As British officers became aware in 2007 that captured fighters handed by their soldiers to the Afghans were being tortured, a series of internal memos shows them struggling to avoid being drawn into the prisoner-abuse scandals faced by Canada's military.
In previously classified British government documents released to the court in a detainee-torture trial taking place in London this week, officers commanding the 3,000-soldier British force in Helmand province in southern Afghanistan from 2006 through 2008 chronicle several serious allegations of torture. They also admit no knowledge of the whereabouts of the some of the detainees they've handed to the Afghans.
The court Tuesday heard of documentation, drawn from military files, relating to six known cases in which Afghan captives handed by British forces to the Afghan National Directorate of Security (NDS) prisons, including one in Canada's military jurisdiction in Kandahar, are said to have been tortured using electric shocks, beatings with wires, whips and metal rods, sleep deprivation and cuts, between early 2007 and late 2008.
The lawyers, representing human-rights groups and drawing on thousands of pages of classified British military documents, are seeking a judicial review of British detainee policy. Unlike Canada, the British military must follow domestic human-rights laws, which require safe treatment of prisoners in foreign countries.
The British detainee-torture scandal unleashed by this trial appears to follow a similar timeline and set of circumstances to the claims made by Canadian officials about treatment of prisoners in Kandahar: By 2007, it was allegedly apparent that detainees were being routinely tortured, but the handovers continued with little apparent scrutiny. One document shows a captured fighter being transferred to the NDS on Jan. 15, 2010, after Britain had declared a moratorium on such practices.
While the British government documents released to the court are redacted at the government's request, the censorship is not as heavy as that applied to Canadian documents released by Ottawa and most details other than proper names are unconcealed.
As a result, the court heard gruesome details from half a dozen cases of torture at the hands of the NDS. In one of them, identified only as "Prisoner D," the detainee was reportedly electrocuted while blindfolded and beaten on two occasions with the butt of a rifle while being held at a secretive NDS detention centre in Kandahar province, a region which was under Canadian command.
Lawyers for the British Secretary of Defence are arguing that proper care was taken to insure that detainees were not mistreated.
In a sequence of internal British military memos that will become part of testimony later in the trial, British officials expressed worry about torture claims made by prisoners as early as June 29, 2007, apparently out of concern that the Canadian detainee-torture scandal could spread to their command.

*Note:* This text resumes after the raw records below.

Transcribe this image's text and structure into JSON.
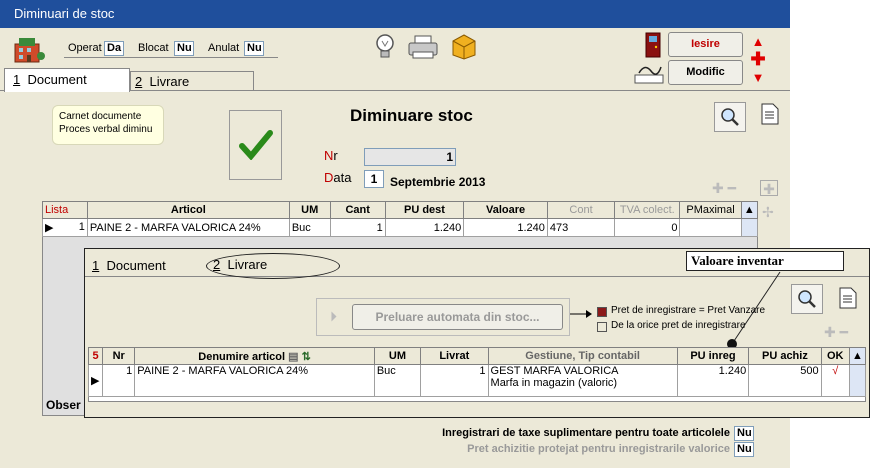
{
  "window": {
    "title": "Diminuari de stoc"
  },
  "toolbar": {
    "operat_label": "Operat",
    "operat_value": "Da",
    "blocat_label": "Blocat",
    "blocat_value": "Nu",
    "anulat_label": "Anulat",
    "anulat_value": "Nu",
    "iesire_label": "Iesire",
    "modific_label": "Modific"
  },
  "tabs": [
    {
      "num": "1",
      "label": "Document"
    },
    {
      "num": "2",
      "label": "Livrare"
    }
  ],
  "carnet": {
    "line1": "Carnet documente",
    "line2": "Proces verbal diminu"
  },
  "doc": {
    "title": "Diminuare stoc",
    "nr_label": "Nr",
    "nr_value": "1",
    "data_label": "Data",
    "data_day": "1",
    "data_rest": "Septembrie 2013"
  },
  "main_table": {
    "headers": [
      "Lista",
      "Articol",
      "UM",
      "Cant",
      "PU dest",
      "Valoare",
      "Cont",
      "TVA colect.",
      "PMaximal"
    ],
    "row": {
      "lista": "1",
      "articol": "PAINE 2 - MARFA VALORICA 24%",
      "um": "Buc",
      "cant": "1",
      "pu_dest": "1.240",
      "valoare": "1.240",
      "cont": "473",
      "tva": "0",
      "pmax": ""
    }
  },
  "obs_label": "Obser",
  "overlay": {
    "tabs": [
      {
        "num": "1",
        "label": "Document"
      },
      {
        "num": "2",
        "label": "Livrare"
      }
    ],
    "callout": "Valoare inventar",
    "preluare_button": "Preluare automata din stoc...",
    "option1": "Pret de inregistrare = Pret Vanzare",
    "option2": "De la orice pret de inregistrare",
    "count": "5",
    "headers": [
      "Nr",
      "Denumire articol",
      "UM",
      "Livrat",
      "Gestiune, Tip contabil",
      "PU inreg",
      "PU achiz",
      "OK"
    ],
    "row": {
      "nr": "1",
      "denumire": "PAINE 2 - MARFA VALORICA 24%",
      "um": "Buc",
      "livrat": "1",
      "gestiune": "GEST MARFA VALORICA",
      "tip": "Marfa in magazin (valoric)",
      "pu_inreg": "1.240",
      "pu_achiz": "500",
      "ok": "√"
    }
  },
  "footer": {
    "line1": "Inregistrari de taxe suplimentare pentru toate articolele",
    "line1_value": "Nu",
    "line2": "Pret achizitie protejat pentru inregistrarile valorice",
    "line2_value": "Nu"
  },
  "colors": {
    "title_bar": "#1f4f9c",
    "window": "#ece9d8",
    "accent_red": "#c00000",
    "note": "#ffffe1"
  }
}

A Colonel Cole of the legal department of Helmand headquarters warned his fellow officers in a memo: "It would be too easy to ignore these warning signs, only to find that detainees previously held by UK have been mistreated whilst in Afg[han]hands. The fallout of that, as we have seen from Canada's experience, would at best be unwelcome."
This is an apparent reference to Globe and Mail articles, published earlier in 2007, which revealed widespread torture of detainees and were the subject of much discussion in NATO countries.
That memo is followed by one from Provost Marshal Major M.B. Holliday who worries that "the NDS are being so cagey about things … my concern is 'what have they got to hide?' - I think we need to follow this up as soon as possible."
At this point, the British military had repeatedly pledged to keep track of the treatment of all captives turned over to Afghan hands, to monitor their condition and ensure that no torture was taking place. But the subsequent memos show that they were unable even to find out where their captives had been taken.
Sergeant D.J. Ware said he had tried three times to talk with an NDS commander about the treatment of detainees.
"He has confirmed that [redacted]are in NDS custody along with [redacted]but will not disclose their status (ie awaiting custody, awaiting sentence etc.), will not allow us to visit them and he will not tell me where they are being detained. He will only discuss this further in person at his NDS compound but will not disclose where this is!"
There is no sign that the officer was ever able to locate the prisoners. And one of the torture cases documented in court Tuesday claims that the detainee "was never seen again," and a lawyer with knowledge of the case said the detainee had been killed while in custody.
Worries about the torture of detainees appear to have been a major concern of the British as early as September, 2006, near the beginning of the Canadian and British military operations in the south, when a memo from military lawyers describes efforts to have a NATO-monitored prison facility opened and run in order to get the NDS out of the detainee-handling chain.
"Detention will be a contentious issue," it says, and warns that the scandals in Guantanamo Bay and in Abu Ghraib, Iraq are likely to draw attention to detainee cases.
The memo says that a desirable option would be to build a facility in an unused building in Kandahar, but it says that the "proposal is meeting resistance from the Canadians and the Dutch," who do not want to develop a prison in the former U.S. military building. Documents released in the Canadian detainee case have shown that Canada repeatedly avoided building a detention facility, despite requests from several countries and branches of the Afghan government.